Recent conferences in Switzerland and Germany highlighted the topics that banks currently consider relevant. Striking in this context is the fact that banks are not only increasingly addressing innovations they themselves have developed, but that innovators themselves are being given the floor.
The Euroforum Annual Meeting on Banking IT 2013 took place in Zurich in mid-January. Next to heavyweights such as UBS and Credit Suisse, other Swiss banks such as Julius Bär, Vontobel, Neue Aargauer Bank and Basler as well as the Zürcher Kantonalbank were given room to present their developments. The event’s focus lay on technology, as a result of which IT topics were given center stage.
The general consensus among participants was that Swiss banks currently face great challenges that can only be overcome through a new degree of industrialization. Although the institutes differed in their ideas as to how and at which level they want to achieve this new degree, there was widespread agreement regarding the key fields of action for future development:

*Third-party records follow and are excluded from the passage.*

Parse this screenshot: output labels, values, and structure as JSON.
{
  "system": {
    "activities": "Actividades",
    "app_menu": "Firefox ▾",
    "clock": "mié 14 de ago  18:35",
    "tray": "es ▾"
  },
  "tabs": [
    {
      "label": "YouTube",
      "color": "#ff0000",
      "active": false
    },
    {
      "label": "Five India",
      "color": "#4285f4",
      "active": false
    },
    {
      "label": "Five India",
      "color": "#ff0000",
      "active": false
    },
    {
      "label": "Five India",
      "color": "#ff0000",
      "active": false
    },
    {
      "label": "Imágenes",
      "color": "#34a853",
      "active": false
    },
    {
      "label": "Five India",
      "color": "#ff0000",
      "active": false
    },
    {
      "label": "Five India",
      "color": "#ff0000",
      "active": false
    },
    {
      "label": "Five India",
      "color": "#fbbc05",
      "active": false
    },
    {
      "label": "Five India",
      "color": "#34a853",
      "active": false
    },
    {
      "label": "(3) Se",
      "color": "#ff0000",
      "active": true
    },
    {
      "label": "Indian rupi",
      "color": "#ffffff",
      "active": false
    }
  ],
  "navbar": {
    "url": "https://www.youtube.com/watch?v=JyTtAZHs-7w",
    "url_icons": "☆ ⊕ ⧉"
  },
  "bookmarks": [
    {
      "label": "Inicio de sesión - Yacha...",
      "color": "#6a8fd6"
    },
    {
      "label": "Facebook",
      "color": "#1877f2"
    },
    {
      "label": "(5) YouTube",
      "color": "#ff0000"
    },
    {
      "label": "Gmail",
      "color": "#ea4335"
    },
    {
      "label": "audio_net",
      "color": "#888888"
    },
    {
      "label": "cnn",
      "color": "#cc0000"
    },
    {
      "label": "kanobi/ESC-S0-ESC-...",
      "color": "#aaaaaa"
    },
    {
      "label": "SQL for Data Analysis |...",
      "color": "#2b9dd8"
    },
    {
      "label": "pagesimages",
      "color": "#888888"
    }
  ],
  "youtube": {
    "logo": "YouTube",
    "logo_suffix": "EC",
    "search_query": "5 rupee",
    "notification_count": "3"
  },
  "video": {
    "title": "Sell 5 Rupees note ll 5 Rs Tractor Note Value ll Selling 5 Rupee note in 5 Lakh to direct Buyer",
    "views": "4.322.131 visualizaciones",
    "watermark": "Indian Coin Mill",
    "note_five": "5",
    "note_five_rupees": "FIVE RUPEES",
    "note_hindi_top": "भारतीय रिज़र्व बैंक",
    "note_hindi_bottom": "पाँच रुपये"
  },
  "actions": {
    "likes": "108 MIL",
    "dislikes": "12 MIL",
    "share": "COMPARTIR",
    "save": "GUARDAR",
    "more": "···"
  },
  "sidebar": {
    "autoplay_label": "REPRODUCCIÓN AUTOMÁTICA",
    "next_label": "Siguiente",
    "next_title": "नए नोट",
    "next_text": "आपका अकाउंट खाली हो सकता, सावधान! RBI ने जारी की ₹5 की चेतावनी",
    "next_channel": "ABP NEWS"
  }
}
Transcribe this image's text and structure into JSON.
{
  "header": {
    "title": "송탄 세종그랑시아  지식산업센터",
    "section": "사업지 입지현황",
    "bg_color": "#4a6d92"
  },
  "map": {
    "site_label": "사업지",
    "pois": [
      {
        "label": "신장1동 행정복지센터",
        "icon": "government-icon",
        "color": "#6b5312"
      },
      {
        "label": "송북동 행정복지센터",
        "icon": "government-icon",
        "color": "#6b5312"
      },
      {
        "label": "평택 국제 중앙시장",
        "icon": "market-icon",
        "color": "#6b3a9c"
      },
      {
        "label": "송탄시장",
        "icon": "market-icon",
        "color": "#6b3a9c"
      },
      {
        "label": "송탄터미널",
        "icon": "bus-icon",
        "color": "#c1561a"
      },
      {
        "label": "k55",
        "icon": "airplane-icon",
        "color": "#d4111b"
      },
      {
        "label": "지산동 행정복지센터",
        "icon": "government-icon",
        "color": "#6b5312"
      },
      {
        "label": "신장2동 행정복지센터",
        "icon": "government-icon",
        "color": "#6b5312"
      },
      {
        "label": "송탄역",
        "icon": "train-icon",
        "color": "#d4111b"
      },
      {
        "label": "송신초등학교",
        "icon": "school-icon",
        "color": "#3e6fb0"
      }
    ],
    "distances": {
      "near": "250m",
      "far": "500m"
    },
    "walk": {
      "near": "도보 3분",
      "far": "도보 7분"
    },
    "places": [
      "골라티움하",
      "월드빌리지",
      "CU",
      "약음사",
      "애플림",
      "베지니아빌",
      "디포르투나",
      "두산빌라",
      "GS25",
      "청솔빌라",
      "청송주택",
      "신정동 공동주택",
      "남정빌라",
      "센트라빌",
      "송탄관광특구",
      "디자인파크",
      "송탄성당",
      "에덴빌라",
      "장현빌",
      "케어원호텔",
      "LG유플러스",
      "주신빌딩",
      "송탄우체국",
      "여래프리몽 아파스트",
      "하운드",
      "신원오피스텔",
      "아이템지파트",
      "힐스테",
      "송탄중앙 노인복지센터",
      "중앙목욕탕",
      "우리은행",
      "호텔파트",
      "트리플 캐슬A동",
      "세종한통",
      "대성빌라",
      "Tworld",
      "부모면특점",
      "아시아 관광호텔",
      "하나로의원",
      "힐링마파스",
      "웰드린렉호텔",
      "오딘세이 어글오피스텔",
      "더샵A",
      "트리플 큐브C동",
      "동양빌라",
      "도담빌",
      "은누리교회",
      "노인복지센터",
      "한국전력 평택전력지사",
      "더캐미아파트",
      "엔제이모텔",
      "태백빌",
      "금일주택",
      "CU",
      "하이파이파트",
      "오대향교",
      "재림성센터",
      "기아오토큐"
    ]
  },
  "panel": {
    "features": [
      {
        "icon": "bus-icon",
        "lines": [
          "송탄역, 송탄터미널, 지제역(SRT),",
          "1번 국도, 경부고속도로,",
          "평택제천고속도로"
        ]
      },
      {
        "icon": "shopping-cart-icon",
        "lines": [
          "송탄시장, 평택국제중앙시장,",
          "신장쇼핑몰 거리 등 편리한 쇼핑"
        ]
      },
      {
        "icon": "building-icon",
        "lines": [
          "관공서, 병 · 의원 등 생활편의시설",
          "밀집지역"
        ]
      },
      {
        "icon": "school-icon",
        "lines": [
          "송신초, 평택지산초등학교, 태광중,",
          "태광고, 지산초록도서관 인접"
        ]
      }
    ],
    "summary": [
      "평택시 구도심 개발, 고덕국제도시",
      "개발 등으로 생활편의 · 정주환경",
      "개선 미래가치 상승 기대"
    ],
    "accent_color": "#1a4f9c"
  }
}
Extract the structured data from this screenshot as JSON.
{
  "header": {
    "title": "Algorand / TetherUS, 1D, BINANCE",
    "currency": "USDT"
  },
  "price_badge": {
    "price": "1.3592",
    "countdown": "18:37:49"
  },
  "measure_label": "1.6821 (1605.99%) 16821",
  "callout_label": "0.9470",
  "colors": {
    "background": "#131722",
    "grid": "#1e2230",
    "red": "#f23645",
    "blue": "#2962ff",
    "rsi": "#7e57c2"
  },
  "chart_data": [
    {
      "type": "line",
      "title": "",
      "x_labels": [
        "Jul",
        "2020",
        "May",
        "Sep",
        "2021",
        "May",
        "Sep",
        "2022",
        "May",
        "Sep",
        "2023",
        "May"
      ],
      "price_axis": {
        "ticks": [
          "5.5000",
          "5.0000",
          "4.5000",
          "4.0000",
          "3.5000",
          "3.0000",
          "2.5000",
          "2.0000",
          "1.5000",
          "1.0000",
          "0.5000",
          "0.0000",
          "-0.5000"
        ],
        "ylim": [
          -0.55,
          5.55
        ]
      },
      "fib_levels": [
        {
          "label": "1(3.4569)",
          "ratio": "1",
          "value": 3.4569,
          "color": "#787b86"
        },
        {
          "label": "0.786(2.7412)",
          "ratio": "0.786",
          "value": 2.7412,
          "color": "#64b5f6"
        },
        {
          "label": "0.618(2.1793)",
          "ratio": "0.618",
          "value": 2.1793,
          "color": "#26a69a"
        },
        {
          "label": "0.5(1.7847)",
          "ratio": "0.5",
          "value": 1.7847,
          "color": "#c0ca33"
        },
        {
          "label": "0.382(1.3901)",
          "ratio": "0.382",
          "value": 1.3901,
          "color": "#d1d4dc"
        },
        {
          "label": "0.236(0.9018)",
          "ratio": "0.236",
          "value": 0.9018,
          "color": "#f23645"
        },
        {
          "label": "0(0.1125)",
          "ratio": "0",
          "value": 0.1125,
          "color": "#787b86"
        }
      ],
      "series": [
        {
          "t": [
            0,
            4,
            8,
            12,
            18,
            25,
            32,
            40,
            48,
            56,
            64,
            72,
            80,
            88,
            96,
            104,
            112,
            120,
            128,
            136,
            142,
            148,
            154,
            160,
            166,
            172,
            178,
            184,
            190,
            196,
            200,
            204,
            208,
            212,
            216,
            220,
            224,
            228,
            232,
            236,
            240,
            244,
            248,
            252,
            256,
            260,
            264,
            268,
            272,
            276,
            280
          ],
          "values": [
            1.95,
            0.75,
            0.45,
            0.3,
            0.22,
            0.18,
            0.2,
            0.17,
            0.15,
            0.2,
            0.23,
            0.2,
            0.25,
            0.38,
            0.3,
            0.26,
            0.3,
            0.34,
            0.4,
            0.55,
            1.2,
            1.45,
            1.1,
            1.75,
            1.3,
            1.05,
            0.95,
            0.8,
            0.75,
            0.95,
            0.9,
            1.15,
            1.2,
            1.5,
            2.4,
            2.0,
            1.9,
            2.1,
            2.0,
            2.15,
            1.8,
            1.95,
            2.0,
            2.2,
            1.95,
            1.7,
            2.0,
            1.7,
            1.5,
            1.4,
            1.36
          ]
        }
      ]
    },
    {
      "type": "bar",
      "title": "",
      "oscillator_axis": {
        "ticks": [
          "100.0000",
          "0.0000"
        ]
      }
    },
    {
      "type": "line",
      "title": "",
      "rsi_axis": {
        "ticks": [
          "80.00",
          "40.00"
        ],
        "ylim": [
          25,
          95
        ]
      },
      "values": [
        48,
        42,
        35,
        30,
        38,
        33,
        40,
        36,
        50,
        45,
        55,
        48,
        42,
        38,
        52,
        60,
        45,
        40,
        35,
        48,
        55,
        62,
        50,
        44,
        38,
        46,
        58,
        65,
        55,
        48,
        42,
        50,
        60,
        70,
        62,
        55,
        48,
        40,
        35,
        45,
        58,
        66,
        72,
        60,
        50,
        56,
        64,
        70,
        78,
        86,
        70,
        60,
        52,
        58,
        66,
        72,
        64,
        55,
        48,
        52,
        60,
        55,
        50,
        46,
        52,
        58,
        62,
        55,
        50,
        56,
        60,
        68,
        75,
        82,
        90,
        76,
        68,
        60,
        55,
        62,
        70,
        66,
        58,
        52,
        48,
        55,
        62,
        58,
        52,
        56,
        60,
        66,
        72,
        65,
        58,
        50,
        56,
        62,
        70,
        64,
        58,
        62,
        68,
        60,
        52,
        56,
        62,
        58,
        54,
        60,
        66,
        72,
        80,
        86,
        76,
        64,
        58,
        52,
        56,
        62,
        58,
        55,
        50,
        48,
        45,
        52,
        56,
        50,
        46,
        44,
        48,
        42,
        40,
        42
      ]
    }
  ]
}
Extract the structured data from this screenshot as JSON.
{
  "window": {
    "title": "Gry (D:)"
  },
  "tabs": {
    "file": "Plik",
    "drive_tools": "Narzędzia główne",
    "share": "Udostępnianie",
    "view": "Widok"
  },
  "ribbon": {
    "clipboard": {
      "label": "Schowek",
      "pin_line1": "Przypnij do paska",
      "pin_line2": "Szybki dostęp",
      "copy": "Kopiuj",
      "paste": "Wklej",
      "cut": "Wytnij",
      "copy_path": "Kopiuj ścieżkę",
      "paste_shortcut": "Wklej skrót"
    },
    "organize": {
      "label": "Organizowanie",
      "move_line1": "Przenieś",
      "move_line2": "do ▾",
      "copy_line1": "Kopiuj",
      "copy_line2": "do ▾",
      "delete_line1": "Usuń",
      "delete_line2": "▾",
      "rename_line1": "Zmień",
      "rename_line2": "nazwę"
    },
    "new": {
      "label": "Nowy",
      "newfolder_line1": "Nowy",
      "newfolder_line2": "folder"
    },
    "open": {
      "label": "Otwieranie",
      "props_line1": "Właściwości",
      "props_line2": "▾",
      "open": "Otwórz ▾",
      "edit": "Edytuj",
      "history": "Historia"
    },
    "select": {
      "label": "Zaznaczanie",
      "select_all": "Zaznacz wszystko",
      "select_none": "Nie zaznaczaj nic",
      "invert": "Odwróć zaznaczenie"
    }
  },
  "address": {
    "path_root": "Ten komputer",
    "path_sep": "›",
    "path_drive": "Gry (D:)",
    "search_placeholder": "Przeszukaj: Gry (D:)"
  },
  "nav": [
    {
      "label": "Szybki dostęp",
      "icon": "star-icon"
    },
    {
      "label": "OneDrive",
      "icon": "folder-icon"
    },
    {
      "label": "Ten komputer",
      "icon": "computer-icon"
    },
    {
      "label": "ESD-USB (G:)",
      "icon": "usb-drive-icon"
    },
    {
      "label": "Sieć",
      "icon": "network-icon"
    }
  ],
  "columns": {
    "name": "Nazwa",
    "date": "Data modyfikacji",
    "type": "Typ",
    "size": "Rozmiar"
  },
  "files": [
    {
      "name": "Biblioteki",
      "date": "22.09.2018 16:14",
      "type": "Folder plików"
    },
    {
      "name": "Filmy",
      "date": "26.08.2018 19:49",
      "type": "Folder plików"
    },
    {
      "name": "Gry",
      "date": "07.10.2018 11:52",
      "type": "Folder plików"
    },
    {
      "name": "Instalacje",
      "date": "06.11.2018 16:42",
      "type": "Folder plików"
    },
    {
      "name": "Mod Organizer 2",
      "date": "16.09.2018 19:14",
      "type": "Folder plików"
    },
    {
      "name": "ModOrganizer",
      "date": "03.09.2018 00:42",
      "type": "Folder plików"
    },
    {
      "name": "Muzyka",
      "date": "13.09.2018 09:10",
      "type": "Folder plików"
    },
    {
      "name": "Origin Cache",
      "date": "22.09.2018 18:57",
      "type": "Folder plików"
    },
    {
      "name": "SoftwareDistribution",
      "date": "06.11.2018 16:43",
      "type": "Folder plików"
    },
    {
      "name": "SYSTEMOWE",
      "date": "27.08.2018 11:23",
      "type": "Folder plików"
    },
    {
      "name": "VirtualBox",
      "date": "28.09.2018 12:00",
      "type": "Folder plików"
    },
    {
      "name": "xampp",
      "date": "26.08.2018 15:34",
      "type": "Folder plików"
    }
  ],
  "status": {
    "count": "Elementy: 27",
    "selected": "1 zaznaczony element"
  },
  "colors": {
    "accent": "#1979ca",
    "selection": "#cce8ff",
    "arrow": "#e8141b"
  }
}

At the Handelsblatt Annual Meeting on Private Banking in Mainz in early March, it became clear that German finance institutes are grappling with similar challenges. In his opening speech, Dr. Ricken (Deutsche Bank) sketched the demanding business environment in which banks currently find themselves. According to him, in the face of sinking margins, rising complexity and increasing regulatory demands, banks must make use of the opportunities and potential of the market. In order to do so, Ricken argued that it is necessary for banks to focus on standardization and efficiency at the backend while simultaneously ensuring the individualization of banking services for clients through noticeable aspects of product design in the frontend. He pointed to the automobile industry with its platform concepts as a role model for the banking industry.
The conference on The Next Generation of Financial Service Providers organized by the Frankfurt School of Finance & Management in many ways reversed the view of the situation: The focus of this event lay not on established institutes, but on innovators. Starting with Google and PayPal, innovative businesses from the fields of Asset Management (trading, information) and Personal Finance Management introduced themselves at this conference.
During the panel discussion, established players in the form of UBS and Deutsche Bank were given the floor. While they confirmed the impression of a lasting wave of innovation in the financial services market, they contradicted the thesis that established institutes will experience equally long-term pressure. In their opinion, their institutes can make use of these developments by employing decisive action to select those innovations that had proven themselves.
The topic of the CIBI Innovation Day held in Munich at the end of March was “Industrialization – the Key to Client Focus”. The participants included banking experts and leaders as well as IT provider firms and innovators. The panel discussion featured both an external innovator as well as a representative of the banking world in the form of Google and the Hamburger Sparkasse.
The seeming contradiction between industrialization and customer focus was further discussed in the four parallel afternoon sessions. The topics of these sessions focused on industrialization and included the optimization of processes and of resource allocation in the context of bank management as well as omni-channel distribution and innovations in the field of payment transactions in terms of customer orientation. The key to the solution – according to the thesis presented in the session on the payment transaction market – lies in consistent customer orientation with the simultaneous use of the technological possibilities currently available. The standardization and automization of processes is an important prerequisite for a flexible and competitive product range in this regard.
The conferences thus confirmed the fact that finance institutes currently find themselves in a difficult environment. The opening of the conferences in order to allow direct participation by innovators could lead to the conclusion that innovators are today not so much part of the problem as they are part of the solution.